Entries from a dataset of interfaces:
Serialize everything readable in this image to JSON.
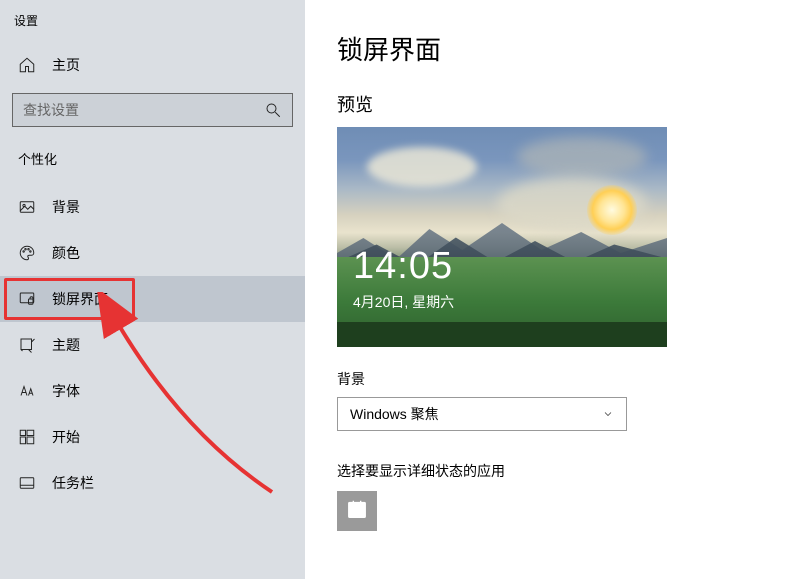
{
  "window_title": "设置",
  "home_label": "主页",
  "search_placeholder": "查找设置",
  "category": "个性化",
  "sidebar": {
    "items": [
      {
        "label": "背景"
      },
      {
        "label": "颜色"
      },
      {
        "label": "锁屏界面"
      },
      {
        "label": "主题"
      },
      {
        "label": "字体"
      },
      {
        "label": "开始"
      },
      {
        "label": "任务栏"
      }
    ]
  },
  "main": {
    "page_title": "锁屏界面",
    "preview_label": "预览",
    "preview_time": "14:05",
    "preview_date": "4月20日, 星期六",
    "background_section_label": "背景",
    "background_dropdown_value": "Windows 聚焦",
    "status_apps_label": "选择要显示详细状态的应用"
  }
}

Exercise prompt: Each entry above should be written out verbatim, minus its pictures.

Result for this exercise:
Serialize everything readable in this image to JSON.
{
  "window_title": "设置",
  "home_label": "主页",
  "search_placeholder": "查找设置",
  "category": "个性化",
  "sidebar": {
    "items": [
      {
        "label": "背景"
      },
      {
        "label": "颜色"
      },
      {
        "label": "锁屏界面"
      },
      {
        "label": "主题"
      },
      {
        "label": "字体"
      },
      {
        "label": "开始"
      },
      {
        "label": "任务栏"
      }
    ]
  },
  "main": {
    "page_title": "锁屏界面",
    "preview_label": "预览",
    "preview_time": "14:05",
    "preview_date": "4月20日, 星期六",
    "background_section_label": "背景",
    "background_dropdown_value": "Windows 聚焦",
    "status_apps_label": "选择要显示详细状态的应用"
  }
}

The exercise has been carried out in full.